Why I went back to school!
Avril Moulds explains why sitting a GCSE was more than she had bargained for.
This academic year I, like many other teachers, taught a new syllabus. Nothing new there I hear you say. Teachers regularly have to keep abreast with changes in specifications and the curriculum – it’s what we do. Like most teachers who have been teaching a number of years I found myself teaching outside of my subject speciality. I, like the next person, love a challenge. We had opted to teach GCSE Film Studies as new course at our academy this year. I was eager, initially hoping it would provide light entertain and possibly an opportunity to watch some great movies. How wrong could I have been?
Whilst studying the syllabus- someone (and I genuinely can’t remember who it was but I know it wasn’t me) had the great idea that the staff delivering the course would sit the exam along with the students! How hard could it be?Enthused, we all agreed. In fact we generated a buzz and more teachers opted in for the chance to sit the exam. Two of those opting to take part were SLT! Obviously, the rest of us wanted to beat them! Altogether twelve teachers opted in and signed up to sit the GCSE examination in June along with our year 11 students. My own daughter who is currently in year 10 at another school joined in the competitive spirit and signed up to study it on an evening and sit the examination with us. We had generated a buzz within our subject. We became creative with our classes, each convinced we had the best strategies and revision techniques to ensure our own class achieved the highest grade. We became more competitive with our own work, in a desperate attempt to outwit and out perform our colleagues. The game was on!

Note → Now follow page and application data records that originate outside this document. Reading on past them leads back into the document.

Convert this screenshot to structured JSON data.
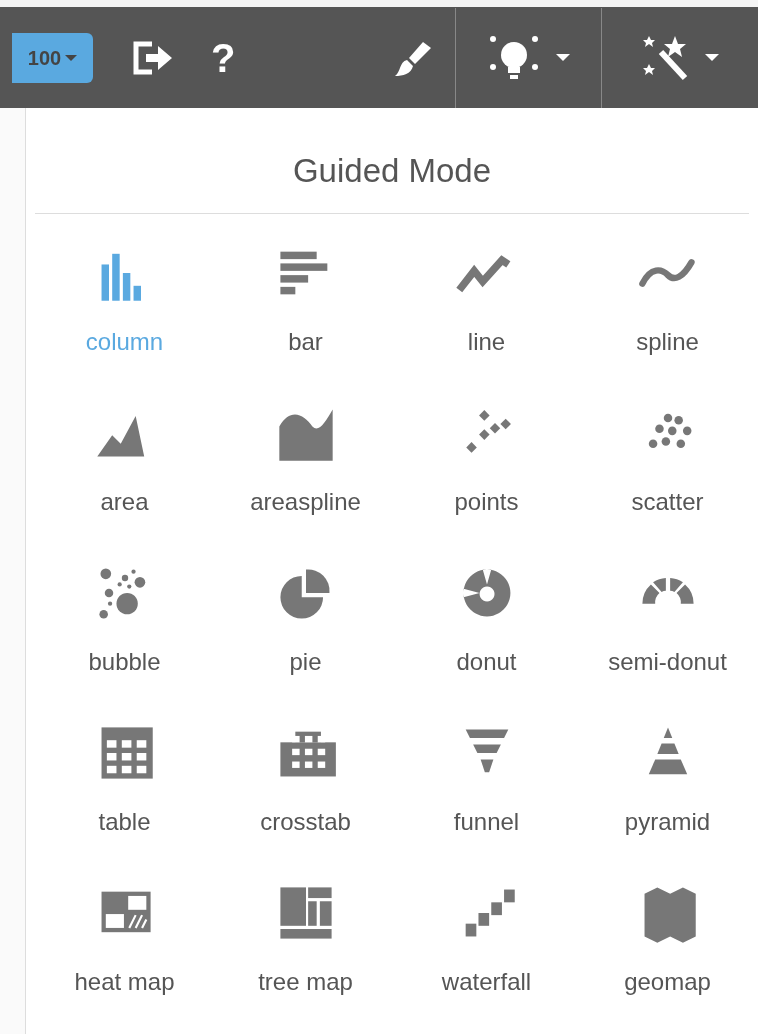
{
  "toolbar": {
    "zoom_button": {
      "label": "100"
    },
    "help_label": "?"
  },
  "panel": {
    "title": "Guided Mode"
  },
  "charts": [
    {
      "kind": "column",
      "label": "column",
      "selected": true
    },
    {
      "kind": "bar",
      "label": "bar",
      "selected": false
    },
    {
      "kind": "line",
      "label": "line",
      "selected": false
    },
    {
      "kind": "spline",
      "label": "spline",
      "selected": false
    },
    {
      "kind": "area",
      "label": "area",
      "selected": false
    },
    {
      "kind": "areaspline",
      "label": "areaspline",
      "selected": false
    },
    {
      "kind": "points",
      "label": "points",
      "selected": false
    },
    {
      "kind": "scatter",
      "label": "scatter",
      "selected": false
    },
    {
      "kind": "bubble",
      "label": "bubble",
      "selected": false
    },
    {
      "kind": "pie",
      "label": "pie",
      "selected": false
    },
    {
      "kind": "donut",
      "label": "donut",
      "selected": false
    },
    {
      "kind": "semidonut",
      "label": "semi-donut",
      "selected": false
    },
    {
      "kind": "table",
      "label": "table",
      "selected": false
    },
    {
      "kind": "crosstab",
      "label": "crosstab",
      "selected": false
    },
    {
      "kind": "funnel",
      "label": "funnel",
      "selected": false
    },
    {
      "kind": "pyramid",
      "label": "pyramid",
      "selected": false
    },
    {
      "kind": "heatmap",
      "label": "heat map",
      "selected": false
    },
    {
      "kind": "treemap",
      "label": "tree map",
      "selected": false
    },
    {
      "kind": "waterfall",
      "label": "waterfall",
      "selected": false
    },
    {
      "kind": "geomap",
      "label": "geomap",
      "selected": false
    }
  ]
}
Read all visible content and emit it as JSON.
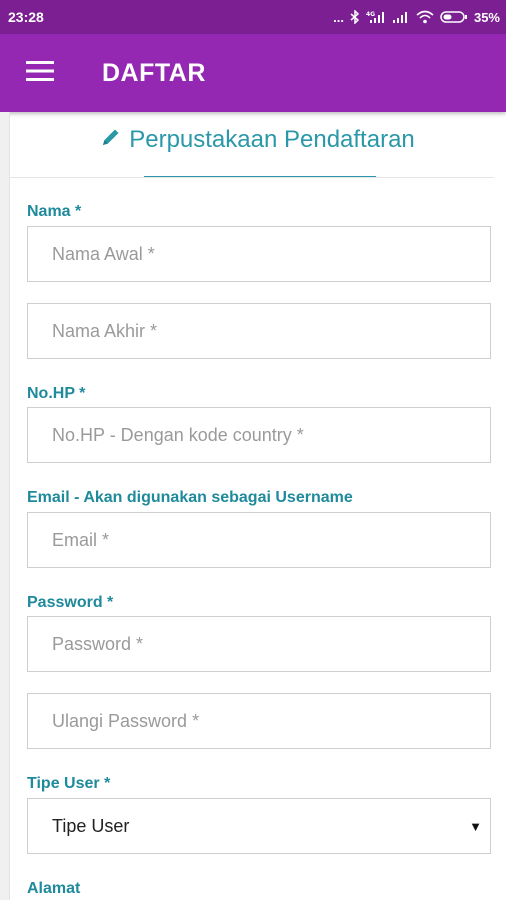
{
  "status_bar": {
    "time": "23:28",
    "dots": "...",
    "network": "4G",
    "battery": "35%",
    "icons": [
      "bluetooth-icon",
      "signal-icon",
      "signal-icon",
      "wifi-icon",
      "battery-icon"
    ]
  },
  "app_bar": {
    "title": "DAFTAR",
    "menu_icon": "hamburger-menu-icon",
    "color": "#9428b3"
  },
  "form": {
    "title": "Perpustakaan Pendaftaran",
    "title_icon": "pencil-icon",
    "accent": "#2a98a8",
    "name_label": "Nama *",
    "first_name_placeholder": "Nama Awal *",
    "last_name_placeholder": "Nama Akhir *",
    "phone_label": "No.HP *",
    "phone_placeholder": "No.HP - Dengan kode country *",
    "email_label": "Email - Akan digunakan sebagai Username",
    "email_placeholder": "Email *",
    "password_label": "Password *",
    "password_placeholder": "Password *",
    "password_repeat_placeholder": "Ulangi Password *",
    "user_type_label": "Tipe User *",
    "user_type_selected": "Tipe User",
    "address_label": "Alamat"
  }
}
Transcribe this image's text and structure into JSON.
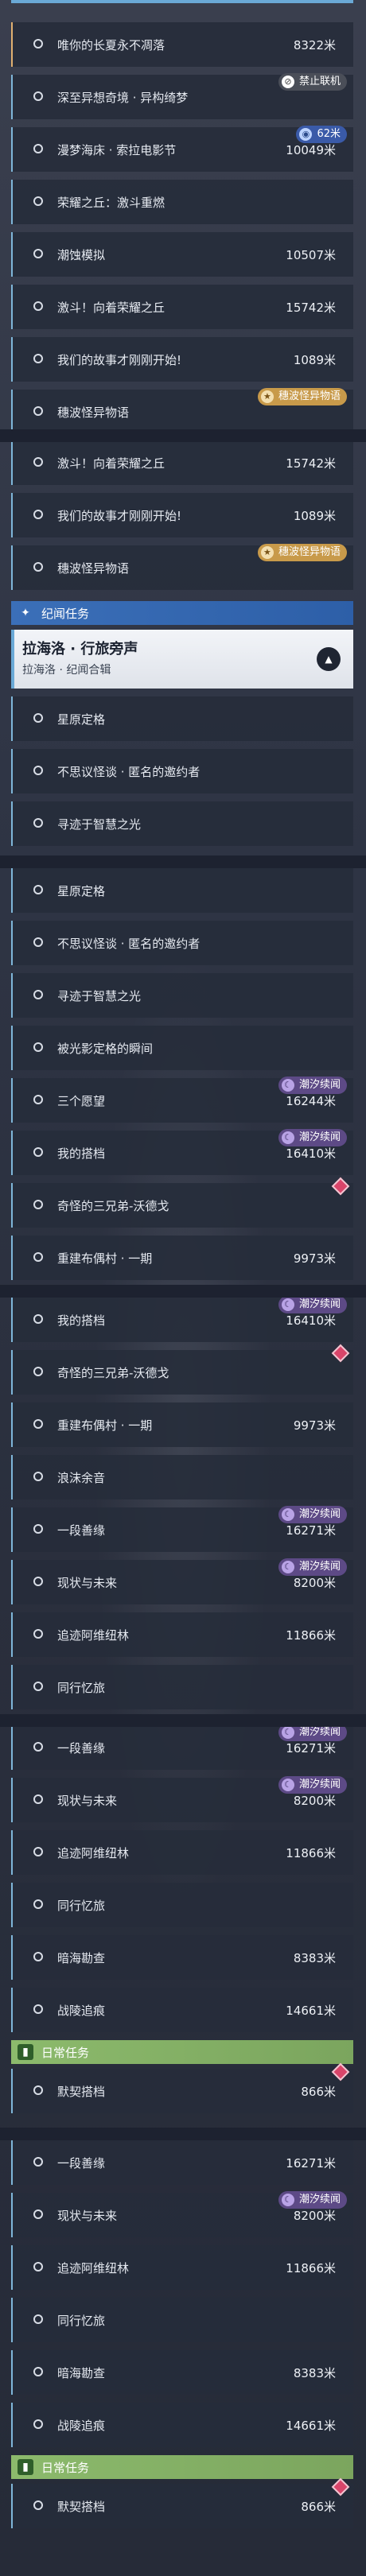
{
  "s1": [
    {
      "label": "唯你的长夏永不凋落",
      "dist": "8322米"
    },
    {
      "label": "深至异想奇境 · 异构绮梦",
      "dist": "",
      "badge": {
        "text": "禁止联机",
        "style": "gray",
        "icon": "slash-icon"
      }
    },
    {
      "label": "漫梦海床 · 索拉电影节",
      "dist": "10049米",
      "badge": {
        "text": "62米",
        "style": "blue",
        "icon": "eye-icon"
      }
    },
    {
      "label": "荣耀之丘：激斗重燃",
      "dist": ""
    },
    {
      "label": "潮蚀模拟",
      "dist": "10507米"
    },
    {
      "label": "激斗！向着荣耀之丘",
      "dist": "15742米"
    },
    {
      "label": "我们的故事才刚刚开始!",
      "dist": "1089米"
    },
    {
      "label": "穗波怪异物语",
      "dist": "",
      "badge": {
        "text": "穗波怪异物语",
        "style": "yellow",
        "icon": "star-icon"
      }
    }
  ],
  "s2": [
    {
      "label": "激斗！向着荣耀之丘",
      "dist": "15742米"
    },
    {
      "label": "我们的故事才刚刚开始!",
      "dist": "1089米"
    },
    {
      "label": "穗波怪异物语",
      "dist": "",
      "badge": {
        "text": "穗波怪异物语",
        "style": "yellow",
        "icon": "star-icon"
      }
    }
  ],
  "ji_header": "纪闻任务",
  "ji_quest": {
    "title": "拉海洛 · 行旅旁声",
    "sub": "拉海洛 · 纪闻合辑"
  },
  "ji_items": [
    "星原定格",
    "不思议怪谈 · 匿名的邀约者",
    "寻迹于智慧之光"
  ],
  "s3": [
    {
      "label": "星原定格",
      "dist": ""
    },
    {
      "label": "不思议怪谈 · 匿名的邀约者",
      "dist": ""
    },
    {
      "label": "寻迹于智慧之光",
      "dist": ""
    },
    {
      "label": "被光影定格的瞬间",
      "dist": ""
    },
    {
      "label": "三个愿望",
      "dist": "16244米",
      "badge": {
        "text": "潮汐续闻",
        "style": "purple",
        "icon": "moon-icon"
      }
    },
    {
      "label": "我的搭档",
      "dist": "16410米",
      "badge": {
        "text": "潮汐续闻",
        "style": "purple",
        "icon": "moon-icon"
      }
    },
    {
      "label": "奇怪的三兄弟-沃德戈",
      "dist": "",
      "diamond": true
    },
    {
      "label": "重建布偶村 · 一期",
      "dist": "9973米"
    }
  ],
  "s4": [
    {
      "label": "我的搭档",
      "dist": "16410米",
      "badge": {
        "text": "潮汐续闻",
        "style": "purple",
        "icon": "moon-icon"
      }
    },
    {
      "label": "奇怪的三兄弟-沃德戈",
      "dist": "",
      "diamond": true
    },
    {
      "label": "重建布偶村 · 一期",
      "dist": "9973米"
    },
    {
      "label": "浪沫余音",
      "dist": ""
    },
    {
      "label": "一段善缘",
      "dist": "16271米",
      "badge": {
        "text": "潮汐续闻",
        "style": "purple",
        "icon": "moon-icon"
      }
    },
    {
      "label": "现状与未来",
      "dist": "8200米",
      "badge": {
        "text": "潮汐续闻",
        "style": "purple",
        "icon": "moon-icon"
      }
    },
    {
      "label": "追迹阿维纽林",
      "dist": "11866米"
    },
    {
      "label": "同行忆旅",
      "dist": ""
    }
  ],
  "s5": [
    {
      "label": "一段善缘",
      "dist": "16271米",
      "badge": {
        "text": "潮汐续闻",
        "style": "purple",
        "icon": "moon-icon"
      }
    },
    {
      "label": "现状与未来",
      "dist": "8200米",
      "badge": {
        "text": "潮汐续闻",
        "style": "purple",
        "icon": "moon-icon"
      }
    },
    {
      "label": "追迹阿维纽林",
      "dist": "11866米"
    },
    {
      "label": "同行忆旅",
      "dist": ""
    },
    {
      "label": "暗海勘查",
      "dist": "8383米"
    },
    {
      "label": "战陵追痕",
      "dist": "14661米"
    }
  ],
  "daily_header": "日常任务",
  "daily1": {
    "label": "默契搭档",
    "dist": "866米",
    "diamond": true
  },
  "s6": [
    {
      "label": "一段善缘",
      "dist": "16271米"
    },
    {
      "label": "现状与未来",
      "dist": "8200米",
      "badge": {
        "text": "潮汐续闻",
        "style": "purple",
        "icon": "moon-icon"
      }
    },
    {
      "label": "追迹阿维纽林",
      "dist": "11866米"
    },
    {
      "label": "同行忆旅",
      "dist": ""
    },
    {
      "label": "暗海勘查",
      "dist": "8383米"
    },
    {
      "label": "战陵追痕",
      "dist": "14661米"
    }
  ],
  "daily2": {
    "label": "默契搭档",
    "dist": "866米",
    "diamond": true
  }
}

My first piece of work was filming, something I had had little experience of. I realised that creating, staring, filming and then editing my own movie trailer was a lot more hard work and time consuming than I had first anticipated. I gave my own class options but I had exacting standards and wanted to be able to model a piece of work that was A* level to my students. I picked the task I believed to be the most difficult and challenging. If an ancient technophobe who hadn’t sat a GCSE ( O level in my day ) for a lifetime could do it, surely they knew it was within their grasp. I wanted them to know I was there with them, I felt their pain! Well actually, they simply thought I was mad, but joined in the competitive banter asking about the work of others and joined in our competitive spirit.
I learned how to edit images; I can now photoshop my pictures to make me look thinner, younger and more amazing. I don’t think that was the criteria but it was certainly an added bonus! I became aware that it all took a very long time and was all consuming. This was particularly challenging along with my work and family commitments. I went through bereavement and somehow managed to meet deadlines with my own work and that of my class. I was cutting it as a student.
I knew the syllabus practically word for word. I soon developed a whole new language, where I discussed mise-en-scene and connotations and denotations. I was a film geek. I started to love the studying. It was a bit like the sober bit at university and I loved it.
Along the way we experienced a number of casualties. Staff fell at every hurdle. They were busy, had family commitments and workload issues to name but a few. We were left with a hardcore of staff, only 4 teachers from the original 12 remained. The exam approached and I can honestly say my confidence wavered. Thoughts of exam failure kept me awake at night. I needed to get my revision head on but I found it hard. If my own daughter hadn’t have been siting it along with me I may have been tempted at this point to quit. But the pressure was on. I had to not only set an example I had to beat her!
I found ways of revising that I had suggested in the past to my students and actually used them. I made notes, I condensed and I mapped. I was a model student. Then the exam arrived and I can honestly say I was unbelievably nervous. I wanted to pass I wanted to do well.
My first exam I very nearly missed as I somehow had confused the dates. Nevertheless we were there. The die hards. The crazy ones. The first paper was hard, that threw me. I knew to get higher grades I needed to get every bit of information down and after what seemed liked minutes (not an hour) it was all over. Paper two was the same. A blur. I came out relieved, happy and doing the ultimate examination postmortem ever. We compared notes, laughed, screamed and had a mild panic when on reflection I noticed I could have possibly picked up an extra mark. I was a student again and I loved it.
When we had finally calmed down and had time to reflect I realised many things. I had learned more than the course requirements and a few skills. I had learned a real lesson in education. I had a real understanding of what our students go through and I only sat one exam not ten! I knew that life and all the messy things associated with it get in the way of studying. Would we accept the excuses given from staff (sorry guys but hang your heads in shame) from our students? Hell no! Of course we wouldn’t, we expect them to focus. To get a grip and to get on! I went back to school and sat one single GCSE and it was hard. We expect ours to do an awful lot more than that. So I can honestly say it was not only a valuable exercise. It’s one I think every teacher should do. It keeps you focused, motivated and skilled. It gives you an empathy with your students that nothing else can. Will I be as confident on results day? No. Of course not. I will be as nervous as my students and my daughter. Do I want to beat the one remaining member of SLT who sat the exam? No, I don’t care about that- I just don’t want to be beaten by my daughter!